Task instructions:
The task calls for every line of the data to be repeated exactly.

+++ Given data +++

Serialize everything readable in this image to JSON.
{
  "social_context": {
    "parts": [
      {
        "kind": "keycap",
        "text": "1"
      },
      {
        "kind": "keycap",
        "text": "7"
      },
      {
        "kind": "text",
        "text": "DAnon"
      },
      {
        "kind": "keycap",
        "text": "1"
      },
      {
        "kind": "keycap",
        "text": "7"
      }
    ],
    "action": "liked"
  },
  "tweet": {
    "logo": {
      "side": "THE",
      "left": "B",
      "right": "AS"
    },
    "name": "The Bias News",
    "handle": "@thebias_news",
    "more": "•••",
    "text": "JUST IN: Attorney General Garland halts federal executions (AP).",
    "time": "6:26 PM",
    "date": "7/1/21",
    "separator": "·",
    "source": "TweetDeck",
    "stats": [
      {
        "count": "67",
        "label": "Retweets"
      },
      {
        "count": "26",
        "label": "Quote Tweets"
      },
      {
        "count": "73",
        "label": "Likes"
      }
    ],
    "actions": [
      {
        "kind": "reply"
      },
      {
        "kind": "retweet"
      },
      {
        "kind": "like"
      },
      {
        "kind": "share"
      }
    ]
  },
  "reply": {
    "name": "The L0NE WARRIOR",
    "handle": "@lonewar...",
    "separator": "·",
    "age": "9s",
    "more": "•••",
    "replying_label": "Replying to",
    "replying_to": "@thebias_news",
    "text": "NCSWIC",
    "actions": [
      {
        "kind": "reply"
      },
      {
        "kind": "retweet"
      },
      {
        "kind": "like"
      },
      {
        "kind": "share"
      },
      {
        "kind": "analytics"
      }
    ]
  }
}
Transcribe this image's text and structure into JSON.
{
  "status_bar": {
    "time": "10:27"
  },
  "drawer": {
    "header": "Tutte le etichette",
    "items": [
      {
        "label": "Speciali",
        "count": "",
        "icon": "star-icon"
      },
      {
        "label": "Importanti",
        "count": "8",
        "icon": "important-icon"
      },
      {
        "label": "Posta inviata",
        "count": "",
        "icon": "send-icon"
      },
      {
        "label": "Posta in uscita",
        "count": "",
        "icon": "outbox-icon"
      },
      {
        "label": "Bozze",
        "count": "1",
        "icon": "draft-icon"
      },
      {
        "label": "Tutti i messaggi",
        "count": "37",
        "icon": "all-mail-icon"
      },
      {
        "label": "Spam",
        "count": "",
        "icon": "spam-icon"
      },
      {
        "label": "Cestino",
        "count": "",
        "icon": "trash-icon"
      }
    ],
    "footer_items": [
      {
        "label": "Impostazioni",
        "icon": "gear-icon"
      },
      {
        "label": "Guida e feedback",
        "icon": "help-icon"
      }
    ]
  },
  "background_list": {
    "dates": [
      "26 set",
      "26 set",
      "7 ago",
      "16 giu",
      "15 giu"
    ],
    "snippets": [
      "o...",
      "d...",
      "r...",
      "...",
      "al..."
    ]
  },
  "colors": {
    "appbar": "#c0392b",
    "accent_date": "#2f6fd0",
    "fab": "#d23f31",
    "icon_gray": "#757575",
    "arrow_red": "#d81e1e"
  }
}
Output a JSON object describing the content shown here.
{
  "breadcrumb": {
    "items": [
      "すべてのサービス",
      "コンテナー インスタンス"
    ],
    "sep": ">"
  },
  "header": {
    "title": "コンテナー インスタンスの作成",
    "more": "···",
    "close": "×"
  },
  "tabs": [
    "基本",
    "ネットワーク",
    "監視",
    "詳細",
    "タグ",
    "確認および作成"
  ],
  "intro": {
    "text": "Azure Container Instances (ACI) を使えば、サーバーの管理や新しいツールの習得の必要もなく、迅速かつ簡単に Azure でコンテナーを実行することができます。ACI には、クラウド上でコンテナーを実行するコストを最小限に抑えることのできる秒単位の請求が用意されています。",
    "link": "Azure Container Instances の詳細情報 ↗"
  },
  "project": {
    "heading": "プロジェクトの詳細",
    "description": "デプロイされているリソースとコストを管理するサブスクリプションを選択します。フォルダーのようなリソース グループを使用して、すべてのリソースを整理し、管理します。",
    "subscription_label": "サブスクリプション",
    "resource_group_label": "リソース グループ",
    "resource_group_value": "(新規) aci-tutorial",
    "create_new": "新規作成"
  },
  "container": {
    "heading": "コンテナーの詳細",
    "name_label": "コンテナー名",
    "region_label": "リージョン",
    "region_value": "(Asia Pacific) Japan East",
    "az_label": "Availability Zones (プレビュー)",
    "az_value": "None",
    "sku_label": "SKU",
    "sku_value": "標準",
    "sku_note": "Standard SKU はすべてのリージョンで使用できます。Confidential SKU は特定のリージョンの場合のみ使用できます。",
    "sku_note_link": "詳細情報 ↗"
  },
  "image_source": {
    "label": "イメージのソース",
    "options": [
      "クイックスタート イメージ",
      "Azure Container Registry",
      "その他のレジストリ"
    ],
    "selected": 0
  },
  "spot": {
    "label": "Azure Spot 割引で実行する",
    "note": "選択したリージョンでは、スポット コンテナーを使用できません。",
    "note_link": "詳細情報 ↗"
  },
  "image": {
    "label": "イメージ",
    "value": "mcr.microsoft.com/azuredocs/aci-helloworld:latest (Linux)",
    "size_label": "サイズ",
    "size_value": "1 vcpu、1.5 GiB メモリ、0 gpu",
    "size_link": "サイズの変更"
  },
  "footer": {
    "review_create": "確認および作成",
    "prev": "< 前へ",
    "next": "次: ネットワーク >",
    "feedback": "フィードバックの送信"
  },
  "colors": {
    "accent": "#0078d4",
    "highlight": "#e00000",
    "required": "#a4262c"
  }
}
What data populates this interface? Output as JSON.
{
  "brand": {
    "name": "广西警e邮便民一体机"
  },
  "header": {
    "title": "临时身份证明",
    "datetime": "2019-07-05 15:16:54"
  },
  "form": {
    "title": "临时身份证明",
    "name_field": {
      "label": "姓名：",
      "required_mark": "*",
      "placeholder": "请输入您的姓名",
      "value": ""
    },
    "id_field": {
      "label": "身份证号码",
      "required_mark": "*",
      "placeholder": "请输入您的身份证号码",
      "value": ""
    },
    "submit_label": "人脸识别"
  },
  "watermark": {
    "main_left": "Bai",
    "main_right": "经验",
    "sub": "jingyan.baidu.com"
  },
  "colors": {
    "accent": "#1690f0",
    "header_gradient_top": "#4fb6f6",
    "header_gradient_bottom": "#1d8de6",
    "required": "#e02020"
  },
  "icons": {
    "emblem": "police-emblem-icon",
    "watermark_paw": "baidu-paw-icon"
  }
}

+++

Result of this task:
Serialize everything readable in this image to JSON.
{
  "social_context": {
    "parts": [
      {
        "kind": "keycap",
        "text": "1"
      },
      {
        "kind": "keycap",
        "text": "7"
      },
      {
        "kind": "text",
        "text": "DAnon"
      },
      {
        "kind": "keycap",
        "text": "1"
      },
      {
        "kind": "keycap",
        "text": "7"
      }
    ],
    "action": "liked"
  },
  "tweet": {
    "logo": {
      "side": "THE",
      "left": "B",
      "right": "AS"
    },
    "name": "The Bias News",
    "handle": "@thebias_news",
    "more": "•••",
    "text": "JUST IN: Attorney General Garland halts federal executions (AP).",
    "time": "6:26 PM",
    "date": "7/1/21",
    "separator": "·",
    "source": "TweetDeck",
    "stats": [
      {
        "count": "67",
        "label": "Retweets"
      },
      {
        "count": "26",
        "label": "Quote Tweets"
      },
      {
        "count": "73",
        "label": "Likes"
      }
    ],
    "actions": [
      {
        "kind": "reply"
      },
      {
        "kind": "retweet"
      },
      {
        "kind": "like"
      },
      {
        "kind": "share"
      }
    ]
  },
  "reply": {
    "name": "The L0NE WARRIOR",
    "handle": "@lonewar...",
    "separator": "·",
    "age": "9s",
    "more": "•••",
    "replying_label": "Replying to",
    "replying_to": "@thebias_news",
    "text": "NCSWIC",
    "actions": [
      {
        "kind": "reply"
      },
      {
        "kind": "retweet"
      },
      {
        "kind": "like"
      },
      {
        "kind": "share"
      },
      {
        "kind": "analytics"
      }
    ]
  }
}
Transcribe this image's text and structure into JSON.
{
  "status_bar": {
    "time": "10:27"
  },
  "drawer": {
    "header": "Tutte le etichette",
    "items": [
      {
        "label": "Speciali",
        "count": "",
        "icon": "star-icon"
      },
      {
        "label": "Importanti",
        "count": "8",
        "icon": "important-icon"
      },
      {
        "label": "Posta inviata",
        "count": "",
        "icon": "send-icon"
      },
      {
        "label": "Posta in uscita",
        "count": "",
        "icon": "outbox-icon"
      },
      {
        "label": "Bozze",
        "count": "1",
        "icon": "draft-icon"
      },
      {
        "label": "Tutti i messaggi",
        "count": "37",
        "icon": "all-mail-icon"
      },
      {
        "label": "Spam",
        "count": "",
        "icon": "spam-icon"
      },
      {
        "label": "Cestino",
        "count": "",
        "icon": "trash-icon"
      }
    ],
    "footer_items": [
      {
        "label": "Impostazioni",
        "icon": "gear-icon"
      },
      {
        "label": "Guida e feedback",
        "icon": "help-icon"
      }
    ]
  },
  "background_list": {
    "dates": [
      "26 set",
      "26 set",
      "7 ago",
      "16 giu",
      "15 giu"
    ],
    "snippets": [
      "o...",
      "d...",
      "r...",
      "...",
      "al..."
    ]
  },
  "colors": {
    "appbar": "#c0392b",
    "accent_date": "#2f6fd0",
    "fab": "#d23f31",
    "icon_gray": "#757575",
    "arrow_red": "#d81e1e"
  }
}
Output a JSON object describing the content shown here.
{
  "breadcrumb": {
    "items": [
      "すべてのサービス",
      "コンテナー インスタンス"
    ],
    "sep": ">"
  },
  "header": {
    "title": "コンテナー インスタンスの作成",
    "more": "···",
    "close": "×"
  },
  "tabs": [
    "基本",
    "ネットワーク",
    "監視",
    "詳細",
    "タグ",
    "確認および作成"
  ],
  "intro": {
    "text": "Azure Container Instances (ACI) を使えば、サーバーの管理や新しいツールの習得の必要もなく、迅速かつ簡単に Azure でコンテナーを実行することができます。ACI には、クラウド上でコンテナーを実行するコストを最小限に抑えることのできる秒単位の請求が用意されています。",
    "link": "Azure Container Instances の詳細情報 ↗"
  },
  "project": {
    "heading": "プロジェクトの詳細",
    "description": "デプロイされているリソースとコストを管理するサブスクリプションを選択します。フォルダーのようなリソース グループを使用して、すべてのリソースを整理し、管理します。",
    "subscription_label": "サブスクリプション",
    "resource_group_label": "リソース グループ",
    "resource_group_value": "(新規) aci-tutorial",
    "create_new": "新規作成"
  },
  "container": {
    "heading": "コンテナーの詳細",
    "name_label": "コンテナー名",
    "region_label": "リージョン",
    "region_value": "(Asia Pacific) Japan East",
    "az_label": "Availability Zones (プレビュー)",
    "az_value": "None",
    "sku_label": "SKU",
    "sku_value": "標準",
    "sku_note": "Standard SKU はすべてのリージョンで使用できます。Confidential SKU は特定のリージョンの場合のみ使用できます。",
    "sku_note_link": "詳細情報 ↗"
  },
  "image_source": {
    "label": "イメージのソース",
    "options": [
      "クイックスタート イメージ",
      "Azure Container Registry",
      "その他のレジストリ"
    ],
    "selected": 0
  },
  "spot": {
    "label": "Azure Spot 割引で実行する",
    "note": "選択したリージョンでは、スポット コンテナーを使用できません。",
    "note_link": "詳細情報 ↗"
  },
  "image": {
    "label": "イメージ",
    "value": "mcr.microsoft.com/azuredocs/aci-helloworld:latest (Linux)",
    "size_label": "サイズ",
    "size_value": "1 vcpu、1.5 GiB メモリ、0 gpu",
    "size_link": "サイズの変更"
  },
  "footer": {
    "review_create": "確認および作成",
    "prev": "< 前へ",
    "next": "次: ネットワーク >",
    "feedback": "フィードバックの送信"
  },
  "colors": {
    "accent": "#0078d4",
    "highlight": "#e00000",
    "required": "#a4262c"
  }
}
What data populates this interface? Output as JSON.
{
  "brand": {
    "name": "广西警e邮便民一体机"
  },
  "header": {
    "title": "临时身份证明",
    "datetime": "2019-07-05 15:16:54"
  },
  "form": {
    "title": "临时身份证明",
    "name_field": {
      "label": "姓名：",
      "required_mark": "*",
      "placeholder": "请输入您的姓名",
      "value": ""
    },
    "id_field": {
      "label": "身份证号码",
      "required_mark": "*",
      "placeholder": "请输入您的身份证号码",
      "value": ""
    },
    "submit_label": "人脸识别"
  },
  "watermark": {
    "main_left": "Bai",
    "main_right": "经验",
    "sub": "jingyan.baidu.com"
  },
  "colors": {
    "accent": "#1690f0",
    "header_gradient_top": "#4fb6f6",
    "header_gradient_bottom": "#1d8de6",
    "required": "#e02020"
  },
  "icons": {
    "emblem": "police-emblem-icon",
    "watermark_paw": "baidu-paw-icon"
  }
}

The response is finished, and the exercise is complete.